TASK DETAILS:
The answer should consist of each line below that contains the word "index".

[Records from a collection]
^^^^^^^^

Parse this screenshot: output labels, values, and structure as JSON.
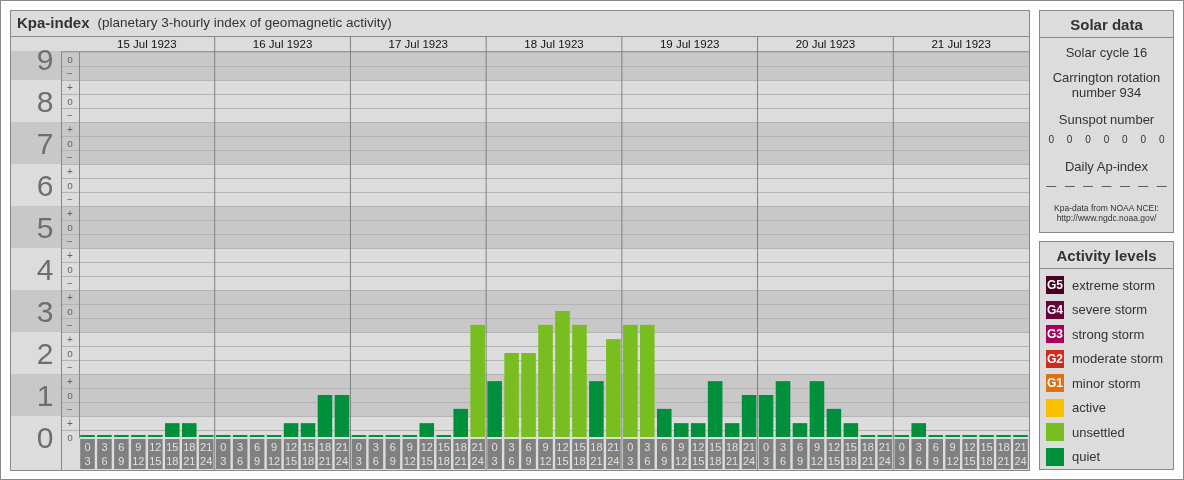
{
  "chart_panel": {
    "title": "Kpa-index",
    "subtitle": "(planetary 3-hourly index of geomagnetic activity)",
    "days": [
      "15 Jul 1923",
      "16 Jul 1923",
      "17 Jul 1923",
      "18 Jul 1923",
      "19 Jul 1923",
      "20 Jul 1923",
      "21 Jul 1923"
    ],
    "scale_signs": [
      [
        "o",
        "−"
      ],
      [
        "+",
        "o",
        "−"
      ],
      [
        "+",
        "o",
        "−"
      ],
      [
        "+",
        "o",
        "−"
      ],
      [
        "+",
        "o",
        "−"
      ],
      [
        "+",
        "o",
        "−"
      ],
      [
        "+",
        "o",
        "−"
      ],
      [
        "+",
        "o",
        "−"
      ],
      [
        "+",
        "o",
        "−"
      ],
      [
        "+",
        "o"
      ]
    ],
    "chart_data": {
      "type": "bar",
      "grid": true,
      "ylim": [
        0,
        9
      ],
      "yticks": [
        0,
        1,
        2,
        3,
        4,
        5,
        6,
        7,
        8,
        9
      ],
      "categories": [
        "0 3",
        "3 6",
        "6 9",
        "9 12",
        "12 15",
        "15 18",
        "18 21",
        "21 24",
        "0 3",
        "3 6",
        "6 9",
        "9 12",
        "12 15",
        "15 18",
        "18 21",
        "21 24",
        "0 3",
        "3 6",
        "6 9",
        "9 12",
        "12 15",
        "15 18",
        "18 21",
        "21 24",
        "0 3",
        "3 6",
        "6 9",
        "9 12",
        "12 15",
        "15 18",
        "18 21",
        "21 24",
        "0 3",
        "3 6",
        "6 9",
        "9 12",
        "12 15",
        "15 18",
        "18 21",
        "21 24",
        "0 3",
        "3 6",
        "6 9",
        "9 12",
        "12 15",
        "15 18",
        "18 21",
        "21 24",
        "0 3",
        "3 6",
        "6 9",
        "9 12",
        "12 15",
        "15 18",
        "18 21",
        "21 24"
      ],
      "series": [
        {
          "color": "#00903c",
          "values": [
            0,
            0,
            0,
            0,
            0,
            0.33,
            0.33,
            0,
            0,
            0,
            0,
            0,
            0.33,
            0.33,
            1,
            1,
            0,
            0,
            0,
            0,
            0.33,
            0,
            0.67,
            null,
            1.33,
            null,
            null,
            null,
            null,
            null,
            1.33,
            null,
            null,
            null,
            0.67,
            0.33,
            0.33,
            1.33,
            0.33,
            1,
            1,
            1.33,
            0.33,
            1.33,
            0.67,
            0.33,
            0,
            0,
            0,
            0.33,
            0,
            0,
            0,
            0,
            0,
            0
          ]
        },
        {
          "color": "#78be20",
          "values": [
            null,
            null,
            null,
            null,
            null,
            null,
            null,
            null,
            null,
            null,
            null,
            null,
            null,
            null,
            null,
            null,
            null,
            null,
            null,
            null,
            null,
            null,
            null,
            2.67,
            null,
            2,
            2,
            2.67,
            3,
            2.67,
            null,
            2.33,
            2.67,
            2.67,
            null,
            null,
            null,
            null,
            null,
            null,
            null,
            null,
            null,
            null,
            null,
            null,
            null,
            null,
            null,
            null,
            null,
            null,
            null,
            null,
            null,
            null
          ]
        }
      ]
    }
  },
  "solar_data": {
    "title": "Solar data",
    "cycle": "Solar cycle 16",
    "rotation": "Carrington rotation number 934",
    "sunspot_label": "Sunspot number",
    "sunspots": [
      "0",
      "0",
      "0",
      "0",
      "0",
      "0",
      "0"
    ],
    "ap_label": "Daily Ap-index",
    "ap_values": [
      "—",
      "—",
      "—",
      "—",
      "—",
      "—",
      "—"
    ],
    "source": "Kpa-data from NOAA NCEI:",
    "source_url": "http://www.ngdc.noaa.gov/"
  },
  "activity_levels": {
    "title": "Activity levels",
    "items": [
      {
        "code": "G5",
        "label": "extreme storm",
        "color": "#4a0022"
      },
      {
        "code": "G4",
        "label": "severe storm",
        "color": "#6a0038"
      },
      {
        "code": "G3",
        "label": "strong storm",
        "color": "#a8005a"
      },
      {
        "code": "G2",
        "label": "moderate storm",
        "color": "#d42a1a"
      },
      {
        "code": "G1",
        "label": "minor storm",
        "color": "#e07010"
      },
      {
        "label": "active",
        "color": "#f8c000"
      },
      {
        "label": "unsettled",
        "color": "#78be20"
      },
      {
        "label": "quiet",
        "color": "#00903c"
      }
    ]
  }
}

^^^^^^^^

SOLUTION TO THE PROBLEM:
    "title": "Kpa-index",
    "subtitle": "(planetary 3-hourly index of geomagnetic activity)",
    "ap_label": "Daily Ap-index",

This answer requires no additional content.